This blog post is all about installation advice, it will provide you with everything you need to know about the different types of installation available for wooden floors. There are three main installation methods: Floating, Nailing and Gluing. Below we will run through some important points to note when deciding on which method works best for you, and then we will explain the three different methods in detail.
- Ensure site conditions are dry
- Ensure sub-floor is sufficiently level and dry.
- Always use a moisture barrier over cement ground floors.
- Use adhesive only for floors which are intended to be glued down.
- For floor batten construction, ensure the battens are packed where necessary. Always fix the packing to the battens. Do not place batten ends in a line, they must be staggered throughout the floor area and laid end to end.
- Always leave the correct expansion allowances at walls and all fixed points. Gaps may also be necessary between boards, depending on the type of system used.
- If any floor boards/planks appear faulty, do not install them, set them aside or cut to waste.
- We recommended that installation is carried out by a professional wood flooring fitter with a proven track record in installation procedures.
A floating floor is one that is laid down without any glue or nails and is allowed to “float” above the subfloor and underlay. This type of installation is more commonly used with laminate floors. The tongue and groove system on laminate flooring allows the boards to be clicked together like a jigsaw. The floating method enables laminate flooring to be laid down on top of an existing floor without having to rip up the old floor, this is only advised for when an old floor is already firmly attached to the subfloor. Floating is usually the most cost effective and quickest type of installation.
The nailing method is commonly used for engineered and solid wood floors to give it optimum stability and ensure no movement of boards. Nailing is a straightforward way of fitting a floor by simply nailing the boards to a plywood base or to battens/joists.
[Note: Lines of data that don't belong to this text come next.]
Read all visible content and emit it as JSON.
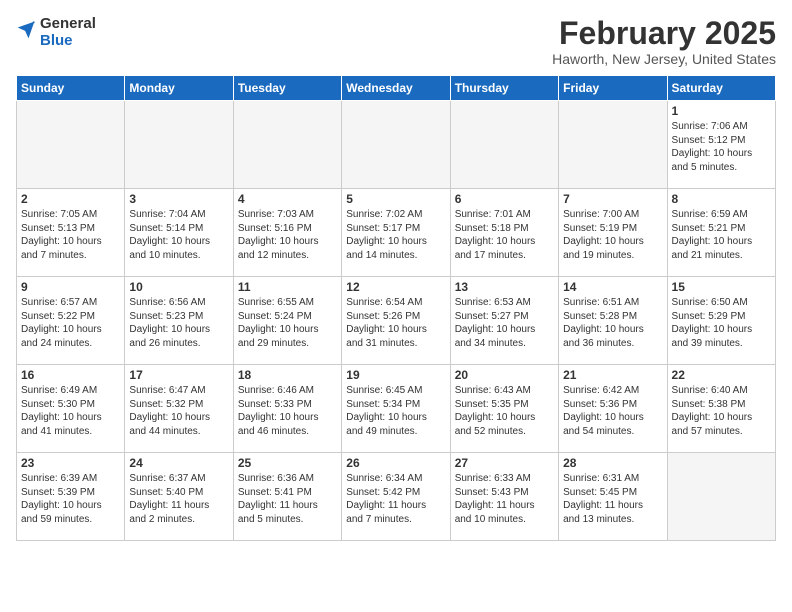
{
  "header": {
    "logo_general": "General",
    "logo_blue": "Blue",
    "month_title": "February 2025",
    "location": "Haworth, New Jersey, United States"
  },
  "weekdays": [
    "Sunday",
    "Monday",
    "Tuesday",
    "Wednesday",
    "Thursday",
    "Friday",
    "Saturday"
  ],
  "weeks": [
    [
      {
        "day": "",
        "info": ""
      },
      {
        "day": "",
        "info": ""
      },
      {
        "day": "",
        "info": ""
      },
      {
        "day": "",
        "info": ""
      },
      {
        "day": "",
        "info": ""
      },
      {
        "day": "",
        "info": ""
      },
      {
        "day": "1",
        "info": "Sunrise: 7:06 AM\nSunset: 5:12 PM\nDaylight: 10 hours\nand 5 minutes."
      }
    ],
    [
      {
        "day": "2",
        "info": "Sunrise: 7:05 AM\nSunset: 5:13 PM\nDaylight: 10 hours\nand 7 minutes."
      },
      {
        "day": "3",
        "info": "Sunrise: 7:04 AM\nSunset: 5:14 PM\nDaylight: 10 hours\nand 10 minutes."
      },
      {
        "day": "4",
        "info": "Sunrise: 7:03 AM\nSunset: 5:16 PM\nDaylight: 10 hours\nand 12 minutes."
      },
      {
        "day": "5",
        "info": "Sunrise: 7:02 AM\nSunset: 5:17 PM\nDaylight: 10 hours\nand 14 minutes."
      },
      {
        "day": "6",
        "info": "Sunrise: 7:01 AM\nSunset: 5:18 PM\nDaylight: 10 hours\nand 17 minutes."
      },
      {
        "day": "7",
        "info": "Sunrise: 7:00 AM\nSunset: 5:19 PM\nDaylight: 10 hours\nand 19 minutes."
      },
      {
        "day": "8",
        "info": "Sunrise: 6:59 AM\nSunset: 5:21 PM\nDaylight: 10 hours\nand 21 minutes."
      }
    ],
    [
      {
        "day": "9",
        "info": "Sunrise: 6:57 AM\nSunset: 5:22 PM\nDaylight: 10 hours\nand 24 minutes."
      },
      {
        "day": "10",
        "info": "Sunrise: 6:56 AM\nSunset: 5:23 PM\nDaylight: 10 hours\nand 26 minutes."
      },
      {
        "day": "11",
        "info": "Sunrise: 6:55 AM\nSunset: 5:24 PM\nDaylight: 10 hours\nand 29 minutes."
      },
      {
        "day": "12",
        "info": "Sunrise: 6:54 AM\nSunset: 5:26 PM\nDaylight: 10 hours\nand 31 minutes."
      },
      {
        "day": "13",
        "info": "Sunrise: 6:53 AM\nSunset: 5:27 PM\nDaylight: 10 hours\nand 34 minutes."
      },
      {
        "day": "14",
        "info": "Sunrise: 6:51 AM\nSunset: 5:28 PM\nDaylight: 10 hours\nand 36 minutes."
      },
      {
        "day": "15",
        "info": "Sunrise: 6:50 AM\nSunset: 5:29 PM\nDaylight: 10 hours\nand 39 minutes."
      }
    ],
    [
      {
        "day": "16",
        "info": "Sunrise: 6:49 AM\nSunset: 5:30 PM\nDaylight: 10 hours\nand 41 minutes."
      },
      {
        "day": "17",
        "info": "Sunrise: 6:47 AM\nSunset: 5:32 PM\nDaylight: 10 hours\nand 44 minutes."
      },
      {
        "day": "18",
        "info": "Sunrise: 6:46 AM\nSunset: 5:33 PM\nDaylight: 10 hours\nand 46 minutes."
      },
      {
        "day": "19",
        "info": "Sunrise: 6:45 AM\nSunset: 5:34 PM\nDaylight: 10 hours\nand 49 minutes."
      },
      {
        "day": "20",
        "info": "Sunrise: 6:43 AM\nSunset: 5:35 PM\nDaylight: 10 hours\nand 52 minutes."
      },
      {
        "day": "21",
        "info": "Sunrise: 6:42 AM\nSunset: 5:36 PM\nDaylight: 10 hours\nand 54 minutes."
      },
      {
        "day": "22",
        "info": "Sunrise: 6:40 AM\nSunset: 5:38 PM\nDaylight: 10 hours\nand 57 minutes."
      }
    ],
    [
      {
        "day": "23",
        "info": "Sunrise: 6:39 AM\nSunset: 5:39 PM\nDaylight: 10 hours\nand 59 minutes."
      },
      {
        "day": "24",
        "info": "Sunrise: 6:37 AM\nSunset: 5:40 PM\nDaylight: 11 hours\nand 2 minutes."
      },
      {
        "day": "25",
        "info": "Sunrise: 6:36 AM\nSunset: 5:41 PM\nDaylight: 11 hours\nand 5 minutes."
      },
      {
        "day": "26",
        "info": "Sunrise: 6:34 AM\nSunset: 5:42 PM\nDaylight: 11 hours\nand 7 minutes."
      },
      {
        "day": "27",
        "info": "Sunrise: 6:33 AM\nSunset: 5:43 PM\nDaylight: 11 hours\nand 10 minutes."
      },
      {
        "day": "28",
        "info": "Sunrise: 6:31 AM\nSunset: 5:45 PM\nDaylight: 11 hours\nand 13 minutes."
      },
      {
        "day": "",
        "info": ""
      }
    ]
  ]
}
Usually, the flooring is nailed through the tongue part of the board (a portion of the plank that sticks out from the board and fits into the groove of the adjacent board) by using a secret nailing gun pointed at 45°. With this method, the nails are nearly invisible after installation and give a smooth finish.
The glue-down system involves using a glue or an adhesive to directly stick the floor boards to your subfloor. The glue creates a bond between the concrete or wood subfloor and the new floor to minimise movement and enhance the sound and feel of a floor. This method is more commonly used when installing engineered or solid wood, especially in large areas. When gluing a floor, it is important that the subfloor is perfectly level and free from any dust or debris.